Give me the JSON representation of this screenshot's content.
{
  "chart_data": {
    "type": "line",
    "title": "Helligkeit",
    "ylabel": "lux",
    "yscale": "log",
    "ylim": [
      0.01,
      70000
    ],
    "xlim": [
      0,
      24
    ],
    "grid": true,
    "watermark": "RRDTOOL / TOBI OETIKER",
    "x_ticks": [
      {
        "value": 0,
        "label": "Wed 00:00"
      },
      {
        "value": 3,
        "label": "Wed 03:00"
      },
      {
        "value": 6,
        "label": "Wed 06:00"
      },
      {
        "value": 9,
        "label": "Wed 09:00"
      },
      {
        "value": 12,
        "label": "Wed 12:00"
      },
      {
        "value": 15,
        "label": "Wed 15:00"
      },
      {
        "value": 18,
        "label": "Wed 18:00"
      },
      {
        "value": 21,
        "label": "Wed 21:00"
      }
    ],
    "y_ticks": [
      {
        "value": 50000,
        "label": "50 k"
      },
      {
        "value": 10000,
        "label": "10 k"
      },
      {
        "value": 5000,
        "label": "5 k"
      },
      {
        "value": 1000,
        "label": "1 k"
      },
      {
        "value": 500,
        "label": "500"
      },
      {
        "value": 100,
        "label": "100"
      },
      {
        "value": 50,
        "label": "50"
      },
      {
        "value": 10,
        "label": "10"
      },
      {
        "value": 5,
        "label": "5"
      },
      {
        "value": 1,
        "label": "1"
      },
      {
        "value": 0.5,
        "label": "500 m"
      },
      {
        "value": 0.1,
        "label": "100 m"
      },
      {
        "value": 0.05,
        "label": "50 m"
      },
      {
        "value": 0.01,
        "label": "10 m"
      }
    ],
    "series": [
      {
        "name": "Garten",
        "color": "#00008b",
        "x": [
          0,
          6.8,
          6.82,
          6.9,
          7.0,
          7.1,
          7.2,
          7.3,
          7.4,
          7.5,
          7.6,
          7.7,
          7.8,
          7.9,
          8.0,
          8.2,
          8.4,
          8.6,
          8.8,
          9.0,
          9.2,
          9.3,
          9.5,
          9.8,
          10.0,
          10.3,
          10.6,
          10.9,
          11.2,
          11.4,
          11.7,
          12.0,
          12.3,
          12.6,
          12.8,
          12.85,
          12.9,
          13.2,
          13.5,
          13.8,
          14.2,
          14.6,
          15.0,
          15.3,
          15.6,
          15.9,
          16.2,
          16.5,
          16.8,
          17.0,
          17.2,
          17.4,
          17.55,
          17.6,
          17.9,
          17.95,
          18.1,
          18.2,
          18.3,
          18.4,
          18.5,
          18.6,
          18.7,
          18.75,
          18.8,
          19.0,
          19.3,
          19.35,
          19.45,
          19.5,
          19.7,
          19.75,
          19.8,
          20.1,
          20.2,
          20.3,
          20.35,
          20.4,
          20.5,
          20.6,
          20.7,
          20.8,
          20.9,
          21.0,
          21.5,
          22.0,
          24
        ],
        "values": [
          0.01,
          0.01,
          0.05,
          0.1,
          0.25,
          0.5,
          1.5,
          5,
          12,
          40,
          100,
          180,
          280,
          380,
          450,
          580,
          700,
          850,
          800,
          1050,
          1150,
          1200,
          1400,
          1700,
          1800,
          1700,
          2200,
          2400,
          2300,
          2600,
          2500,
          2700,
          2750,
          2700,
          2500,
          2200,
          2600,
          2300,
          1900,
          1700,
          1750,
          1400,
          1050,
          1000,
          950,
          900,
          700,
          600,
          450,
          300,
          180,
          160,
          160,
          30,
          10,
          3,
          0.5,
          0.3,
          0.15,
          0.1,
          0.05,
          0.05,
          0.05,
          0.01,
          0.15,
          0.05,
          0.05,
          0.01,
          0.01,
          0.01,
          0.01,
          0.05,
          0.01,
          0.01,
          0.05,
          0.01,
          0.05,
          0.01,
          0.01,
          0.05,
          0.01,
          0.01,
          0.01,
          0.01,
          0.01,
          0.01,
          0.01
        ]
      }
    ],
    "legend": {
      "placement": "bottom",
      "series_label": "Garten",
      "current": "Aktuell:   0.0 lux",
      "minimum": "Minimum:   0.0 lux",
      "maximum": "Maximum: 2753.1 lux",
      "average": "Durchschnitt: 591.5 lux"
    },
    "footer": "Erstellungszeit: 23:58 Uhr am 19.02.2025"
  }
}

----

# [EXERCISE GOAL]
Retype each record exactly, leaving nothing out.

# [ANSWER BOX]
Give me the JSON representation of this screenshot's content.
{
  "chart_data": {
    "type": "line",
    "title": "Helligkeit",
    "ylabel": "lux",
    "yscale": "log",
    "ylim": [
      0.01,
      70000
    ],
    "xlim": [
      0,
      24
    ],
    "grid": true,
    "watermark": "RRDTOOL / TOBI OETIKER",
    "x_ticks": [
      {
        "value": 0,
        "label": "Wed 00:00"
      },
      {
        "value": 3,
        "label": "Wed 03:00"
      },
      {
        "value": 6,
        "label": "Wed 06:00"
      },
      {
        "value": 9,
        "label": "Wed 09:00"
      },
      {
        "value": 12,
        "label": "Wed 12:00"
      },
      {
        "value": 15,
        "label": "Wed 15:00"
      },
      {
        "value": 18,
        "label": "Wed 18:00"
      },
      {
        "value": 21,
        "label": "Wed 21:00"
      }
    ],
    "y_ticks": [
      {
        "value": 50000,
        "label": "50 k"
      },
      {
        "value": 10000,
        "label": "10 k"
      },
      {
        "value": 5000,
        "label": "5 k"
      },
      {
        "value": 1000,
        "label": "1 k"
      },
      {
        "value": 500,
        "label": "500"
      },
      {
        "value": 100,
        "label": "100"
      },
      {
        "value": 50,
        "label": "50"
      },
      {
        "value": 10,
        "label": "10"
      },
      {
        "value": 5,
        "label": "5"
      },
      {
        "value": 1,
        "label": "1"
      },
      {
        "value": 0.5,
        "label": "500 m"
      },
      {
        "value": 0.1,
        "label": "100 m"
      },
      {
        "value": 0.05,
        "label": "50 m"
      },
      {
        "value": 0.01,
        "label": "10 m"
      }
    ],
    "series": [
      {
        "name": "Garten",
        "color": "#00008b",
        "x": [
          0,
          6.8,
          6.82,
          6.9,
          7.0,
          7.1,
          7.2,
          7.3,
          7.4,
          7.5,
          7.6,
          7.7,
          7.8,
          7.9,
          8.0,
          8.2,
          8.4,
          8.6,
          8.8,
          9.0,
          9.2,
          9.3,
          9.5,
          9.8,
          10.0,
          10.3,
          10.6,
          10.9,
          11.2,
          11.4,
          11.7,
          12.0,
          12.3,
          12.6,
          12.8,
          12.85,
          12.9,
          13.2,
          13.5,
          13.8,
          14.2,
          14.6,
          15.0,
          15.3,
          15.6,
          15.9,
          16.2,
          16.5,
          16.8,
          17.0,
          17.2,
          17.4,
          17.55,
          17.6,
          17.9,
          17.95,
          18.1,
          18.2,
          18.3,
          18.4,
          18.5,
          18.6,
          18.7,
          18.75,
          18.8,
          19.0,
          19.3,
          19.35,
          19.45,
          19.5,
          19.7,
          19.75,
          19.8,
          20.1,
          20.2,
          20.3,
          20.35,
          20.4,
          20.5,
          20.6,
          20.7,
          20.8,
          20.9,
          21.0,
          21.5,
          22.0,
          24
        ],
        "values": [
          0.01,
          0.01,
          0.05,
          0.1,
          0.25,
          0.5,
          1.5,
          5,
          12,
          40,
          100,
          180,
          280,
          380,
          450,
          580,
          700,
          850,
          800,
          1050,
          1150,
          1200,
          1400,
          1700,
          1800,
          1700,
          2200,
          2400,
          2300,
          2600,
          2500,
          2700,
          2750,
          2700,
          2500,
          2200,
          2600,
          2300,
          1900,
          1700,
          1750,
          1400,
          1050,
          1000,
          950,
          900,
          700,
          600,
          450,
          300,
          180,
          160,
          160,
          30,
          10,
          3,
          0.5,
          0.3,
          0.15,
          0.1,
          0.05,
          0.05,
          0.05,
          0.01,
          0.15,
          0.05,
          0.05,
          0.01,
          0.01,
          0.01,
          0.01,
          0.05,
          0.01,
          0.01,
          0.05,
          0.01,
          0.05,
          0.01,
          0.01,
          0.05,
          0.01,
          0.01,
          0.01,
          0.01,
          0.01,
          0.01,
          0.01
        ]
      }
    ],
    "legend": {
      "placement": "bottom",
      "series_label": "Garten",
      "current": "Aktuell:   0.0 lux",
      "minimum": "Minimum:   0.0 lux",
      "maximum": "Maximum: 2753.1 lux",
      "average": "Durchschnitt: 591.5 lux"
    },
    "footer": "Erstellungszeit: 23:58 Uhr am 19.02.2025"
  }
}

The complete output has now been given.